MP3 On Wheels
Audio Compression Goes Mobile
By Brett Solomon
Specialty mobile electronics retailers often have customers that are technologically savvy in other areas. One of the best ways to service these early adopters is to offer them mobile source units that are as up-to-date as the audio equipment they have at home. Even though Napster is deader than last year's hit single, and other file "sharing" services are under increasing pressure from the entertainment industries, the MP3 compressed audio format is alive and well — very well. Moving MP3 into the mobile sphere not only makes sense, but cars may actually be the perfect venue for this technology.
MP3, which uses data compression to record digital music with small, manageable file sizes, is a very popular technology, and is especially well-adapted to the confines of a vehicle.
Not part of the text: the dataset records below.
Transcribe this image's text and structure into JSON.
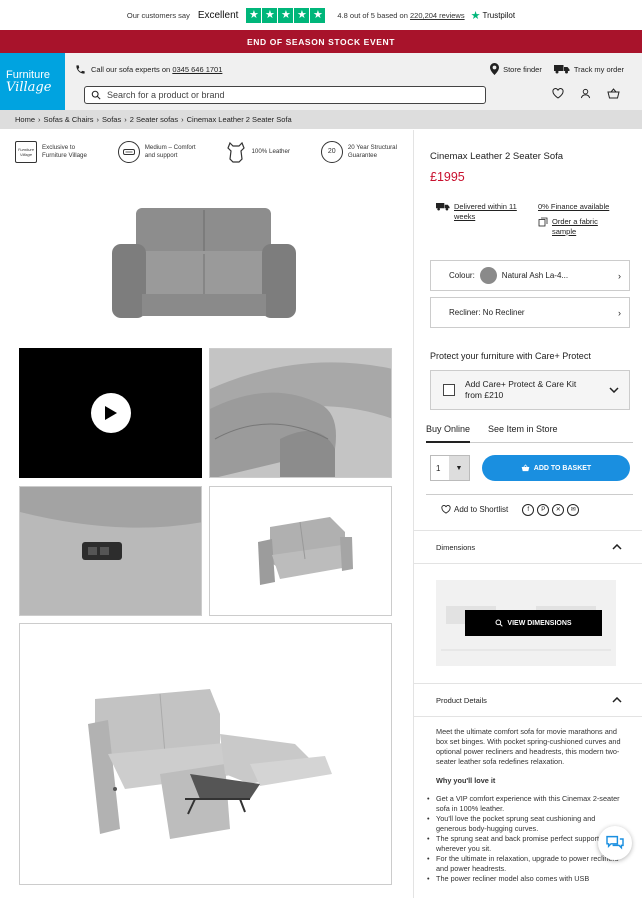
{
  "trustpilot": {
    "prefix": "Our customers say",
    "rating_word": "Excellent",
    "stars": 5,
    "rating_text": "4.8 out of 5 based on",
    "reviews_link": "220,204 reviews",
    "brand": "Trustpilot"
  },
  "promo": {
    "text": "END OF SEASON STOCK EVENT"
  },
  "header": {
    "logo_line1": "Furniture",
    "logo_line2": "Village",
    "call_text": "Call our",
    "call_bold": "sofa experts",
    "call_on": "on",
    "phone": "0345 646 1701",
    "store_finder": "Store finder",
    "track_order": "Track my order",
    "search_placeholder": "Search for a product or brand"
  },
  "breadcrumb": [
    "Home",
    "Sofas & Chairs",
    "Sofas",
    "2 Seater sofas",
    "Cinemax Leather 2 Seater Sofa"
  ],
  "features": [
    {
      "icon": "exclusive-badge-icon",
      "line1": "Exclusive to",
      "line2": "Furniture Village"
    },
    {
      "icon": "cushion-icon",
      "line1": "Medium – Comfort",
      "line2": "and support"
    },
    {
      "icon": "leather-hide-icon",
      "line1": "100% Leather",
      "line2": ""
    },
    {
      "icon": "guarantee-20-icon",
      "line1": "20 Year Structural",
      "line2": "Guarantee"
    }
  ],
  "badge_20": "20",
  "exclusive_badge_text": "Furniture Village",
  "product": {
    "title": "Cinemax Leather 2 Seater Sofa",
    "price": "£1995",
    "delivery_line": "Delivered within 11 weeks",
    "finance": "0% Finance available",
    "fabric_sample": "Order a fabric sample",
    "colour_label": "Colour:",
    "colour_value": "Natural Ash La-4...",
    "recliner": "Recliner: No Recliner",
    "protect_heading": "Protect your furniture with Care+ Protect",
    "careplus_line1": "Add Care+ Protect & Care Kit",
    "careplus_line2": "from £210",
    "tab_online": "Buy Online",
    "tab_store": "See Item in Store",
    "qty": "1",
    "add_to_basket": "ADD TO BASKET",
    "add_to_shortlist": "Add to Shortlist"
  },
  "accordions": {
    "dimensions": "Dimensions",
    "view_dimensions": "VIEW DIMENSIONS",
    "product_details": "Product Details"
  },
  "details": {
    "intro": "Meet the ultimate comfort sofa for movie marathons and box set binges. With pocket spring-cushioned curves and optional power recliners and headrests, this modern two-seater leather sofa redefines relaxation.",
    "why": "Why you'll love it",
    "bullets": [
      "Get a VIP comfort experience with this Cinemax 2-seater sofa in 100% leather.",
      "You'll love the pocket sprung seat cushioning and generous body-hugging curves.",
      "The sprung seat and back promise perfect support, wherever you sit.",
      "For the ultimate in relaxation, upgrade to power recliners and power headrests.",
      "The power recliner model also comes with USB"
    ]
  },
  "colors": {
    "brand_blue": "#00a3e0",
    "promo_red": "#a8132b",
    "price_red": "#c8102e",
    "trustpilot_green": "#00b67a",
    "button_blue": "#1a8fe0",
    "leather_grey": "#8a8a8a"
  }
}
Because of an automobile's inherently high noise floor, it is difficult for a listener to determine whether a track is an MP3 (or some other compressed media) or a CD while the car is in motion. Moreover, the convenience is hard to beat. Imagine a customer's reaction when he learns he can store 120 of his favorite songs on one CD, or he can get a special head unit that could absorb their entire music collection! By all accounts, the days fumbling through jewel cases while driving are nearly over.
Some specialty mobile retailers are very interested in creating effective displays that enable customers to see the benefits of audio compression technology. For example, John Francioso, president of UltraSounds in Lynbrook, New York, is thinking of re-doing his showroom. "But when I do," he says, "I would love to integrate a computer into the showroom. That way, customers could actually download music and create software, so when the installation is done, they will have a gift from the store and something to jam to on the ride home."